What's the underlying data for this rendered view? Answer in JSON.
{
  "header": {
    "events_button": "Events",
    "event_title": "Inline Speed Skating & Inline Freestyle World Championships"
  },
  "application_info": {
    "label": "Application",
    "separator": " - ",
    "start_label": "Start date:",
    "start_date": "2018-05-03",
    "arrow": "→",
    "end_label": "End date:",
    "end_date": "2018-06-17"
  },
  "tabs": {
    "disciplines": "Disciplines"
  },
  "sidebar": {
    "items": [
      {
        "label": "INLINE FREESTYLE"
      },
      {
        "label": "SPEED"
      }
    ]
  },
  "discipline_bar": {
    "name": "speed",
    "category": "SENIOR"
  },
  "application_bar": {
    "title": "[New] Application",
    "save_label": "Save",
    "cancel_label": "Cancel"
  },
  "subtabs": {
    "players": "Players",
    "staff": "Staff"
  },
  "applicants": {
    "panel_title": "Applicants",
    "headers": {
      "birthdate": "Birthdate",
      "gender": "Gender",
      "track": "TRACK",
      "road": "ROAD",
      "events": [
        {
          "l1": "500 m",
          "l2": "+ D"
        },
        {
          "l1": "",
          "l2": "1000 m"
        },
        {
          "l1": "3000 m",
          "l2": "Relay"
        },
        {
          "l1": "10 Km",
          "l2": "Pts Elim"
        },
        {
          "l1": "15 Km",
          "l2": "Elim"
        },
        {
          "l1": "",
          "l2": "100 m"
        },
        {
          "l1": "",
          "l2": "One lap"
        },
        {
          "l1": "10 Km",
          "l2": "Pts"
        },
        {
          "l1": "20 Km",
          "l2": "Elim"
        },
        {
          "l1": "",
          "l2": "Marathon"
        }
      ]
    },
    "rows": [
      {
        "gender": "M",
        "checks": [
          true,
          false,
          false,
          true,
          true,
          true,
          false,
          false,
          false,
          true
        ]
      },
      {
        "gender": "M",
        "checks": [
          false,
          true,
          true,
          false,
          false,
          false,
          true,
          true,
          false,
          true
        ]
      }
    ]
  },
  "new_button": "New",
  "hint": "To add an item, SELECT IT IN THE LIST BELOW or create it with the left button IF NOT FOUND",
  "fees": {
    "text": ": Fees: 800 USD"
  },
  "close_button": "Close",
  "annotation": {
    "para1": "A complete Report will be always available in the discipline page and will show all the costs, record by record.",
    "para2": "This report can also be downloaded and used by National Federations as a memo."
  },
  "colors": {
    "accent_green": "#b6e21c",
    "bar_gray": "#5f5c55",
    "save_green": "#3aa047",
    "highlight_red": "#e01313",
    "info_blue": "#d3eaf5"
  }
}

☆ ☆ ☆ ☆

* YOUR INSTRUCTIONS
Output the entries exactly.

* WRITTEN ANSWER
What's the underlying data for this rendered view? Answer in JSON.
{
  "header": {
    "events_button": "Events",
    "event_title": "Inline Speed Skating & Inline Freestyle World Championships"
  },
  "application_info": {
    "label": "Application",
    "separator": " - ",
    "start_label": "Start date:",
    "start_date": "2018-05-03",
    "arrow": "→",
    "end_label": "End date:",
    "end_date": "2018-06-17"
  },
  "tabs": {
    "disciplines": "Disciplines"
  },
  "sidebar": {
    "items": [
      {
        "label": "INLINE FREESTYLE"
      },
      {
        "label": "SPEED"
      }
    ]
  },
  "discipline_bar": {
    "name": "speed",
    "category": "SENIOR"
  },
  "application_bar": {
    "title": "[New] Application",
    "save_label": "Save",
    "cancel_label": "Cancel"
  },
  "subtabs": {
    "players": "Players",
    "staff": "Staff"
  },
  "applicants": {
    "panel_title": "Applicants",
    "headers": {
      "birthdate": "Birthdate",
      "gender": "Gender",
      "track": "TRACK",
      "road": "ROAD",
      "events": [
        {
          "l1": "500 m",
          "l2": "+ D"
        },
        {
          "l1": "",
          "l2": "1000 m"
        },
        {
          "l1": "3000 m",
          "l2": "Relay"
        },
        {
          "l1": "10 Km",
          "l2": "Pts Elim"
        },
        {
          "l1": "15 Km",
          "l2": "Elim"
        },
        {
          "l1": "",
          "l2": "100 m"
        },
        {
          "l1": "",
          "l2": "One lap"
        },
        {
          "l1": "10 Km",
          "l2": "Pts"
        },
        {
          "l1": "20 Km",
          "l2": "Elim"
        },
        {
          "l1": "",
          "l2": "Marathon"
        }
      ]
    },
    "rows": [
      {
        "gender": "M",
        "checks": [
          true,
          false,
          false,
          true,
          true,
          true,
          false,
          false,
          false,
          true
        ]
      },
      {
        "gender": "M",
        "checks": [
          false,
          true,
          true,
          false,
          false,
          false,
          true,
          true,
          false,
          true
        ]
      }
    ]
  },
  "new_button": "New",
  "hint": "To add an item, SELECT IT IN THE LIST BELOW or create it with the left button IF NOT FOUND",
  "fees": {
    "text": ": Fees: 800 USD"
  },
  "close_button": "Close",
  "annotation": {
    "para1": "A complete Report will be always available in the discipline page and will show all the costs, record by record.",
    "para2": "This report can also be downloaded and used by National Federations as a memo."
  },
  "colors": {
    "accent_green": "#b6e21c",
    "bar_gray": "#5f5c55",
    "save_green": "#3aa047",
    "highlight_red": "#e01313",
    "info_blue": "#d3eaf5"
  }
}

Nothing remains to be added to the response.